Registration Open for USGC Winter Meeting in Sarasota, Florida

The U.S. Grains Council (USGC) encourages farmers, members and other industry representatives to register soon for its 13th International Marketing Conference and 56th Annual Membership Meeting scheduled for Sarasota, Florida, from Feb. 15 to 17, 2016.

Registration is available online via

The February meeting will follow USGC's annual theme of Excellence in Exports, with opportunities for attendees to learn about new developments and challenges emerging in the global grain trade. They will also get to meet face-to-face with USGC’s international directors who will travel to the sessions to provide insights into their dynamic markets.

“The Council’s Monday general session will focus on trade policy and the unique role it plays in our businesses as farmers,” said USGC Chairman Alan Tiemann. “We plan to discuss the two multinational trade agreements currently being negotiated, the long-term impacts that the NAFTA (North American Free Trade Agreement) had in Mexico and more.”

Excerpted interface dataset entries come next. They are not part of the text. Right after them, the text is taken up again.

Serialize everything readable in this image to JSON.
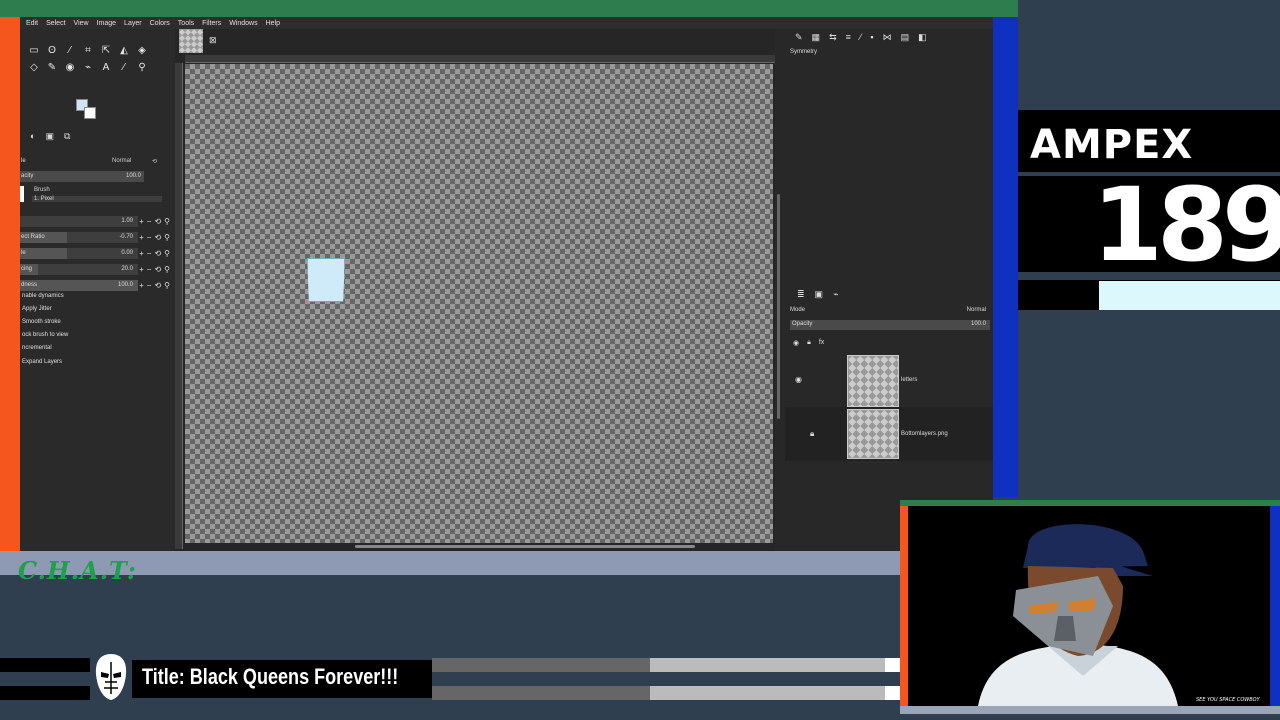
{
  "menu": [
    "Edit",
    "Select",
    "View",
    "Image",
    "Layer",
    "Colors",
    "Tools",
    "Filters",
    "Windows",
    "Help"
  ],
  "tool_options": {
    "mode_label": "Normal",
    "opacity_label": "acity",
    "opacity_value": "100.0",
    "brush_label": "Brush",
    "brush_name": "1. Pixel",
    "rows": [
      {
        "label": "",
        "value": "1.00",
        "fill": 0
      },
      {
        "label": "ect Ratio",
        "value": "-0.70",
        "fill": 0.4
      },
      {
        "label": "le",
        "value": "0.00",
        "fill": 0.4
      },
      {
        "label": "cing",
        "value": "20.0",
        "fill": 0.15
      },
      {
        "label": "dness",
        "value": "100.0",
        "fill": 1.0
      }
    ],
    "options": [
      "nable dynamics",
      "Apply Jitter",
      "Smooth stroke",
      "ock brush to view",
      "ncremental",
      "Expand Layers"
    ]
  },
  "dock": {
    "symmetry_label": "Symmetry",
    "mode_label": "Mode",
    "mode_value": "Normal",
    "opacity_label": "Opacity",
    "opacity_value": "100.0",
    "layers": [
      {
        "name": "letters"
      },
      {
        "name": "Bottomlayers.png"
      }
    ]
  },
  "overlay": {
    "brand": "AMPEX",
    "episode": "189",
    "progress": 0.31,
    "chat_label": "C.H.A.T:",
    "stream_title": "Title: Black Queens Forever!!!",
    "cam_tag": "SEE YOU SPACE COWBOY"
  },
  "colors": {
    "accent_green": "#2e7d4f",
    "accent_orange": "#f4561e",
    "accent_blue": "#1030c0",
    "fg_color": "#cfe4f8"
  }
}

This meeting’s speaker line-up is scheduled to include renowned political analyst and publisher of The Cook Political Report, Charlie Cook, who will delve into the 2016 presidential election and how it may impact the global grain trade.

“After hearing from expert speakers like Charlie and our international staff, we are hopeful our members will leave the meeting fired up and dedicated to the work that needs to be done to continue expanding grain exports,” Tiemann said.

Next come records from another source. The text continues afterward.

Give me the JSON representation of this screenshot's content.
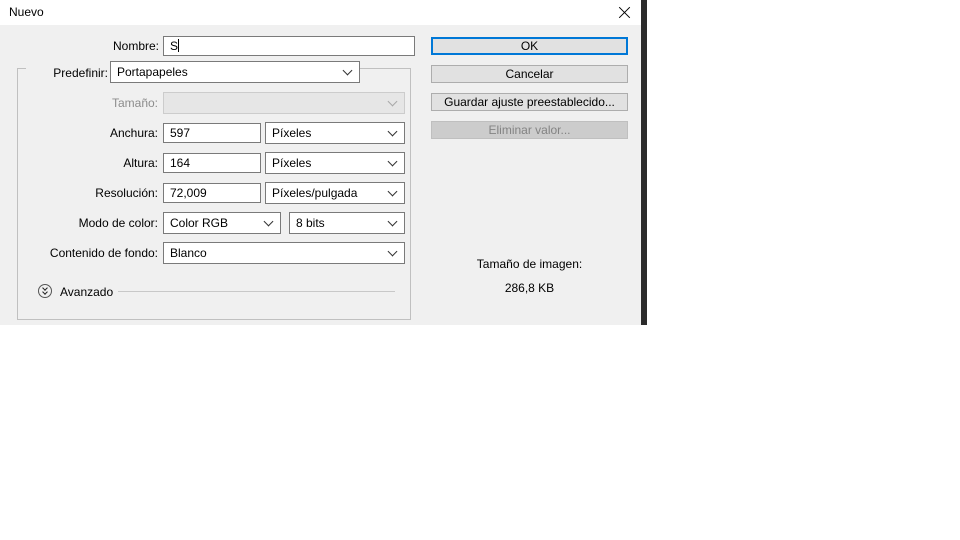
{
  "dialog": {
    "title": "Nuevo",
    "close_icon": "close-icon"
  },
  "fields": {
    "name": {
      "label": "Nombre:",
      "value": "S"
    },
    "preset": {
      "label": "Predefinir:",
      "value": "Portapapeles"
    },
    "size": {
      "label": "Tamaño:",
      "value": ""
    },
    "width": {
      "label": "Anchura:",
      "value": "597",
      "unit": "Píxeles"
    },
    "height": {
      "label": "Altura:",
      "value": "164",
      "unit": "Píxeles"
    },
    "resolution": {
      "label": "Resolución:",
      "value": "72,009",
      "unit": "Píxeles/pulgada"
    },
    "color_mode": {
      "label": "Modo de color:",
      "mode": "Color RGB",
      "depth": "8 bits"
    },
    "background": {
      "label": "Contenido de fondo:",
      "value": "Blanco"
    }
  },
  "advanced": {
    "label": "Avanzado",
    "icon": "expand-double-chevron-icon"
  },
  "buttons": {
    "ok": "OK",
    "cancel": "Cancelar",
    "save_preset": "Guardar ajuste preestablecido...",
    "delete_preset": "Eliminar valor..."
  },
  "image_size": {
    "label": "Tamaño de imagen:",
    "value": "286,8 KB"
  },
  "colors": {
    "accent": "#0078d7",
    "dialog_bg": "#f0f0f0"
  }
}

A significant amount of time at the Sarasota conference will be spent in meetings of the USGC Advisory Teams (A-Teams) and commodity-specific stakeholders. These groups will go in-depth on global strategies and compare notes about the global grain trade. During this time, members will also provide input into the Council’s planning process to enhance its strategic cohesiveness.

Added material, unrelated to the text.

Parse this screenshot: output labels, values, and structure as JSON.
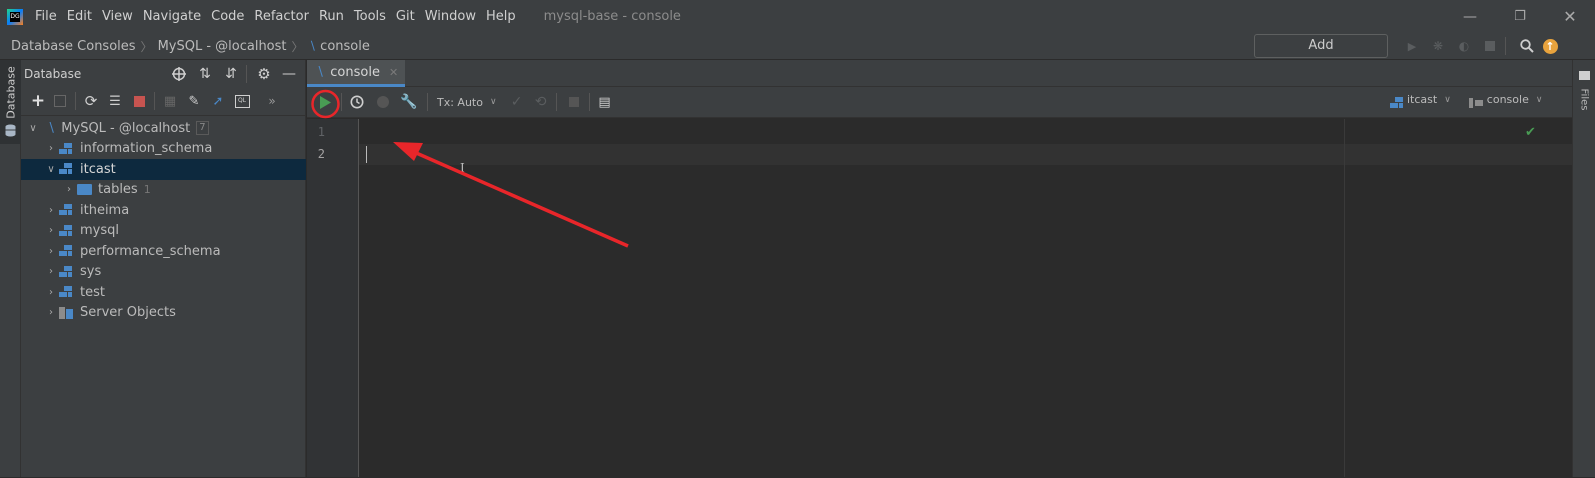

As a member-led organization, the Council depends on its delegates’ commitment and participation and encourages stakeholders to make plans soon to attend the February meeting.

“This meeting will be a step toward achieving our goals of Excellence in Exports,” Tiemann said. “Come to Sarasota this winter to build relationships with both new and old friends, collaborate with like-minded people and nurture your dedication to this organization.”

More about the meeting is available online at

 CWT Assists with 5.6 million Pounds of Cheese and Whole Milk Powder Export Sales

Cooperatives Working Together (CWT) has accepted six requests for export assistance from Dairy Farmers of America, Northwest Dairy Association (Darigold) and Tillamook County Creamery Association who have contracts to sell 307,104 pounds (139 metric tons) of Cheddar, Gouda and Monterey Jack cheese, and 5.331 million pounds (2,418 metric tons) of whole milk powder to customers in Asia and South America. The product has been contracted for delivery in the period from November 2015 through March 2016.

Year-to-date, CWT has assisted member cooperatives who have contracts to sell 53.667 million pounds of cheese, 25.671 million pounds of butter and 40.411 million pounds of whole milk powder to thirty-five countries on six continents. The amounts of cheese, butter and whole milk powder in these sales contracts represent the equivalent of 1.368 billion pounds of milk on a milkfat basis.

Assisting CWT members through the Export Assistance program, in the long-term, helps member cooperatives gain and maintain market share, thus expanding the demand for U.S. dairy products and the U.S. farm milk that produces them. This, in turn, positively impacts all U.S. dairy farmers by strengthening and maintaining the value of dairy products that directly impact their milk price.